Audrey wrote, “The funeral director is very helpful in making the arrangements and will advise what steps should be taken. If possible, it would be advisable to make a few decisions BEFORE setting up an appointment.”
These decisions range from the immediate matter of organizing a funeral ceremony and selecting the nature of the deceased’s burial or cremation to managing financial transfers from the deceased to his or her heirs.
One useful tip is to prioritize settling the affairs and transitioning the assets of the deceased. Be sure to cancel the deceased’s appointments and either cancel or re-direct pension checks and Social Security benefits to a surviving spouse as soon as possible. You should consider adding a co-signer for bank accounts to streamline this process for an elderly parent.
Compiling all necessary documents of the deceased is also an important step. For example, Audrey recommended ordering copies of the death certificate immediately to be issued to the deceased’s banks, life insurance companies, medical insurance companies, pension companies and the Social Security agency.
She also advised bringing the cemetery deed to the funeral home, as well as preparing checks for expected expenses, including the headstone, the excavation of the grave, funeral fees and fees for ceremony personnel such as an organist.
Making ceremonial decisions in advance, preferably with regard to the previously stated wishes of the deceased, can reduce stress and uncertainty after a loved one passes away. These decisions may include the number of receiving dates, who will serve as pall bearers, whether the casket will be open or closed and the type of flowers that will be present at the ceremony, or whether burial or cremation is desired.
Having a plan can make even the most tragic occasion more manageable and turn it into a celebration of life. By following Audrey’s sage advice, you can spend less time organizing logistics and more time honoring the life and legacy of your loved one.
May 13, 2019
Looking at the retirement landscape through a tax lens, where you retire can have a big impact on your spending power and quality of life. This view of State by State Tax Comparisons was created specifically to assist you in your estate plan process.
Consult with your attorney for the best strategy, including moving your assets to a NH trust no matter where you live.
March 12, 2019
If you already have an estate plan, then you're off to a great start. If you haven't begun this process yet, now is the time to take the necessary steps to do so. Once your estate plan has been drawn up, it is strongly recommended that you revise and review it every three to five years.
Whether you're here because you've made those initial steps and are staying ahead of the game, or you just don't know where to start, we have you covered. Here's the top ten reasons why you should update your estate plan:
1. New Child or Grandchild
Welcoming a new child to your family is always a joyous occasion. It is also a great time to ensure your estate will benefit and support the next generation.
2. New Marriage

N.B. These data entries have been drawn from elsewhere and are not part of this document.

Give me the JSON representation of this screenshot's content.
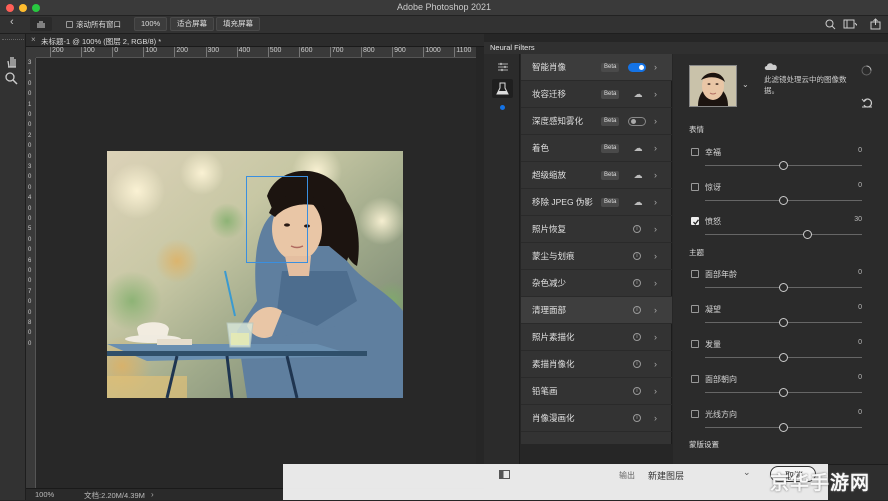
{
  "window": {
    "title": "Adobe Photoshop 2021"
  },
  "options_bar": {
    "scroll_all_windows": "滚动所有窗口",
    "zoom_value": "100%",
    "fit_screen": "适合屏幕",
    "fill_screen": "填充屏幕"
  },
  "document": {
    "tab_title": "未标题-1 @ 100% (图层 2, RGB/8) *",
    "ruler_h": [
      "200",
      "100",
      "0",
      "100",
      "200",
      "300",
      "400",
      "500",
      "600",
      "700",
      "800",
      "900",
      "1000",
      "1100"
    ],
    "ruler_v": [
      "3",
      "1",
      "0",
      "0",
      "1",
      "0",
      "0",
      "2",
      "0",
      "0",
      "3",
      "0",
      "0",
      "4",
      "0",
      "0",
      "5",
      "0",
      "0",
      "6",
      "0",
      "0",
      "7",
      "0",
      "0",
      "8",
      "0",
      "0"
    ],
    "status_zoom": "100%",
    "status_doc": "文档:2.20M/4.39M"
  },
  "neural_filters": {
    "panel_title": "Neural Filters",
    "filters": [
      {
        "name": "智能肖像",
        "beta": "Beta",
        "control": "toggle-on",
        "active": true
      },
      {
        "name": "妆容迁移",
        "beta": "Beta",
        "control": "cloud"
      },
      {
        "name": "深度感知雾化",
        "beta": "Beta",
        "control": "toggle-off"
      },
      {
        "name": "着色",
        "beta": "Beta",
        "control": "cloud"
      },
      {
        "name": "超级缩放",
        "beta": "Beta",
        "control": "cloud"
      },
      {
        "name": "移除 JPEG 伪影",
        "beta": "Beta",
        "control": "cloud"
      },
      {
        "name": "照片恢复",
        "beta": "",
        "control": "info"
      },
      {
        "name": "蒙尘与划痕",
        "beta": "",
        "control": "info"
      },
      {
        "name": "杂色减少",
        "beta": "",
        "control": "info"
      },
      {
        "name": "清理面部",
        "beta": "",
        "control": "info",
        "hover": true
      },
      {
        "name": "照片素描化",
        "beta": "",
        "control": "info"
      },
      {
        "name": "素描肖像化",
        "beta": "",
        "control": "info"
      },
      {
        "name": "铅笔画",
        "beta": "",
        "control": "info"
      },
      {
        "name": "肖像漫画化",
        "beta": "",
        "control": "info"
      }
    ],
    "settings": {
      "cloud_note": "此滤镜处理云中的图像数据。",
      "section_expression": "表情",
      "section_theme": "主题",
      "section_canvas": "蒙版设置",
      "sliders": [
        {
          "label": "幸福",
          "value": "0",
          "checked": false,
          "fraction": 0.5
        },
        {
          "label": "惊讶",
          "value": "0",
          "checked": false,
          "fraction": 0.5
        },
        {
          "label": "愤怒",
          "value": "30",
          "checked": true,
          "fraction": 0.65
        },
        {
          "label": "面部年龄",
          "value": "0",
          "checked": false,
          "fraction": 0.5
        },
        {
          "label": "凝望",
          "value": "0",
          "checked": false,
          "fraction": 0.5
        },
        {
          "label": "发量",
          "value": "0",
          "checked": false,
          "fraction": 0.5
        },
        {
          "label": "面部朝向",
          "value": "0",
          "checked": false,
          "fraction": 0.5
        },
        {
          "label": "光线方向",
          "value": "0",
          "checked": false,
          "fraction": 0.5
        }
      ]
    },
    "footer": {
      "output_label": "输出",
      "output_value": "新建图层",
      "cancel": "取消"
    }
  },
  "watermark": "京华手游网",
  "colors": {
    "accent": "#1473e6",
    "face_box": "#3a8fe0",
    "close": "#ff5f57",
    "minimize": "#febc2e",
    "zoom": "#28c840"
  },
  "icons": [
    "back-arrow-icon",
    "hand-icon",
    "zoom-tool-icon",
    "search-icon",
    "workspace-icon",
    "share-icon",
    "sliders-icon",
    "flask-icon",
    "cloud-icon",
    "chevron-right-icon",
    "chevron-down-icon",
    "info-icon",
    "reset-icon",
    "layers-compare-icon",
    "spinner-icon"
  ]
}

Make sure that your estate will provide for your new spouse or protect assets from your child’s spouse. Even if you are not yet married, you can adjust your estate to benefit your partner.
Feel secure as you transition to the next stage of your life by reviewing your estate plan at retirement.
4. New Laws
Whether or not you plan on moving to a new state, reviewing state laws for regular updates is always wise. In addition, federal laws, including the 2017 Tax Cuts and Jobs Act, continue to adjust for inflation and change over time, so it is important to make sure your estate maximizes the benefits that these changes provide.
5. Expand Your Beneficiaries
Beyond family and loved ones, many clients allocate their estates to benefit organizations and charities that serve their passions.
6. Child Has Reached the Age of 18
Celebrate this important milestone by making sure all your estate documents are up to date and properly recognize your new adult beneficiary. Additionally adult children need Power of Attorney, HIPAA Release and Health Care Proxy before heading off to college, so that their parents can still act on their behalf in the event of an emergency.
7. Divorce or a Death in the Family
It is important to adjust your estate so that assets allocated to former beneficiaries are redistributed to other loved ones.
8. Opening a New Business
Safeguard your livelihood by establishing a business succession plan in your estate.
9. Receiving an Inheritance
If you find yourself the beneficiary of a sudden windfall, be sure to account for your new assets in your estate.
10. The Passage of Time
It is always a best practice to review your estate every three to five years to take into account new life events and changes to the law.
February 21, 2019